Adina Sommer`s Rare Antique Maps and Contemporary Art

Carta del Golfo del Messico…

  • Translation

Original:

400.00 €

Enquiry

Article ID AMW237
Artist Kitchin (Kitchen) (1718-1784)
Thomas Kitchin (or Thomas Kitchen (1718–1784) was an English engraver and cartographer, who became hydrographer to the king. He was also an author, who wrote about the history of the West Indies. He produced John Elphinstone's map of Scotland (1746), Geographia Scotiae (1749), and The Small English Atlas (1749) with Thomas Jefferys. The Large English Atlas (with Bowen 1749–60) was a serious attempt to cover England at large scale. In 1755 Kitchin engraved the Mitchell Map map of North AmericaHe worked for London Magazine. He produced 170 maps for London Magazine (1747–83). Kitchin was the head hydrographer for the King of England. Kitchin frequently stole the works of other cartographers, which is one reason why he created so much work as a cartographer. His book, The Present State of the West-Indies: Containing an Accurate Description of What Parts Are Possessed by the Several Powers in Europe was published in 1778 by R. Baldwin in London.
Title Carta del Golfo del Messico…
Year dated 1777
Description map of the Caribbean Islands.
The Caribbean is named after the Caribbean people, which the Spanish conquerors found in the Lesser Antilles (lat. Ante ilium, "offshore islands"). It was / is also called the West Indies because it was believed to have been discovered by sea directly to India. Before the discoveries in the 1st millennium BC BC Arawak Indians came from Venezuela to the Caribbean Islands. They spread northwards through Trinidad. They were followed around 1500 years later by the warlike caribou, which the Arawak slowly drove from the Lesser Antilles. At the time of Christopher Columbus' voyages of discovery, the Arawak inhabited the islands of Cuba, Hispaniola and the Bahamas, while the Caribbean lived in the Lesser Antilles. When Columbus landed in San Salvador (Bahamas) on behalf of the Spanish crown in 1492, he was primarily looking for gold and other riches. But the Arawak did not care what Europeans saw as wealth. So the Caribbean was settled, but the conquistadors soon moved to the American continent. Gradually, English, Dutch and French settled. Even Denmark, Sweden and Courland were owned by some colonies. St. Barthélemy was e.g. B. almost a century under Swedish rule. Much of the native Indians eventually fell victim to introduced diseases or slavery. The Caribbean was particularly active in the 17th and early 18th centuries for Buccaneers and Pirates (so-called Golden Age of Piracy). The small islands offered the pirates, some of whom were privateers commissioned by a king, numerous shelters, and the Spanish treasure fleets were a good and worthwhile target. Port Royal in Jamaica and the French settlement on Tortuga were real pirate settlements.
Dimensions (cm)31 x 47
ConditionVery good
Coloringcolored
TechniqueCopper print

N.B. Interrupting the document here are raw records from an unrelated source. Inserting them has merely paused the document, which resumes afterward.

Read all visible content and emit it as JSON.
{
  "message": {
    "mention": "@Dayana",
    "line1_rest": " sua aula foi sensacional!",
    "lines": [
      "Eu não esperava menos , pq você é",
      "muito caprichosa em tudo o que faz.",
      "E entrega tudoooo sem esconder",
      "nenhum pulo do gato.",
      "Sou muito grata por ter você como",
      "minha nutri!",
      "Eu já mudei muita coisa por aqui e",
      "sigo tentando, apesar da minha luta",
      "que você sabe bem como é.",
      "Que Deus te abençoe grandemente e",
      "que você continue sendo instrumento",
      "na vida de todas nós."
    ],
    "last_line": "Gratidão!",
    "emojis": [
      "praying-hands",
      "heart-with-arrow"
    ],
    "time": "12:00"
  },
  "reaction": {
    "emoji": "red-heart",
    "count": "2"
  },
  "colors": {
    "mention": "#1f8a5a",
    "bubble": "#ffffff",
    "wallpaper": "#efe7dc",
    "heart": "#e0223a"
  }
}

Reproduction:

60.00 €

( A reproduction can be ordered individually on request. )